Special Olympics make for a special day in Oroville
Special Olympics make for a special day in Oroville
Robin Epley / Chico Enterprise-Record
Wednesday, May 08, 2019

OROVILLE — Big leaps, big runs and big smiles were the order of the day Friday at the 19th annual Special Olympics School Site Track Meet at Harrison Stadium in Oroville.

More than 650 young athletes with special needs gathered at the stadium — along with their teachers, family and friends — to participate in traditional track and field events like metered dashes, hurdles, javelin and long jumps — alongside fun, low-stress group games like parachute tosses, and water and ball games.

“It’s about physical education,” said Debbie Roth, a lecturer at Chico State in the Kinesiology Department, and also the driving force behind bringing the Special Olympics to Butte County schools nearly 20 years ago.

She said 2019 was the largest year the program has ever had, with more than 71 classrooms from 51 different schools in two counties (Butte and Nevada).

Roth said that by engaging children in physical activity through such programs at a young age, they’ll be a part of the Special Olympics family for life.

“The idea is, this is a lifelong activity,” she said. “Then of course the friendships and being in a place where there’s so many people just like you — you feel like you belong.”

Cami Anderson, one of the coordinators of this year’s event, said because the athletes have special needs, they work hard to ensure the games are all-inclusive.

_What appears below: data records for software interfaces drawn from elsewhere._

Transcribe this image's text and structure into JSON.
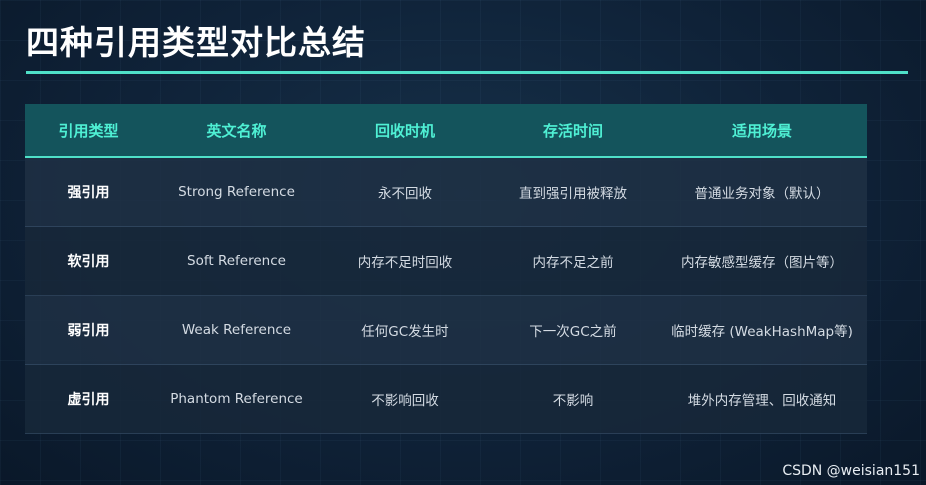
{
  "title": "四种引用类型对比总结",
  "table": {
    "headers": [
      "引用类型",
      "英文名称",
      "回收时机",
      "存活时间",
      "适用场景"
    ],
    "rows": [
      {
        "type": "强引用",
        "english": "Strong Reference",
        "recycle": "永不回收",
        "lifetime": "直到强引用被释放",
        "usage": "普通业务对象（默认）"
      },
      {
        "type": "软引用",
        "english": "Soft Reference",
        "recycle": "内存不足时回收",
        "lifetime": "内存不足之前",
        "usage": "内存敏感型缓存（图片等）"
      },
      {
        "type": "弱引用",
        "english": "Weak Reference",
        "recycle": "任何GC发生时",
        "lifetime": "下一次GC之前",
        "usage": "临时缓存 (WeakHashMap等)"
      },
      {
        "type": "虚引用",
        "english": "Phantom Reference",
        "recycle": "不影响回收",
        "lifetime": "不影响",
        "usage": "堆外内存管理、回收通知"
      }
    ]
  },
  "watermark": "CSDN @weisian151",
  "colors": {
    "accent": "#4fe0c8",
    "header_bg": "#14545c",
    "background": "#0f2238"
  }
}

Sometimes that means lowering hurdles, modifying finish lines or running heats that are only for walkers or wheelchairs.

“Everything is accommodated for all different abilities,” Anderson said.

Sara Mojica, an aide in a classroom at Chico High School said it’s important just to let the kids have fun, “to let loose, let go.”

“It gives them lots of positive reinforcement too,” she said.

Alan Romo, 11, from Emma Wilson Elementary was certainly feeling the love — he and his twin brother Nain Solorio came second and first, respectively, in the 25 meter dash. Their aunt, Ana Romo said she was happy for the kids to have a day where they can feel a sense of community and belonging, and to know they’re not alone.

“These kids are great and smart,’ she said. “Not because they look different, should they be treated different.”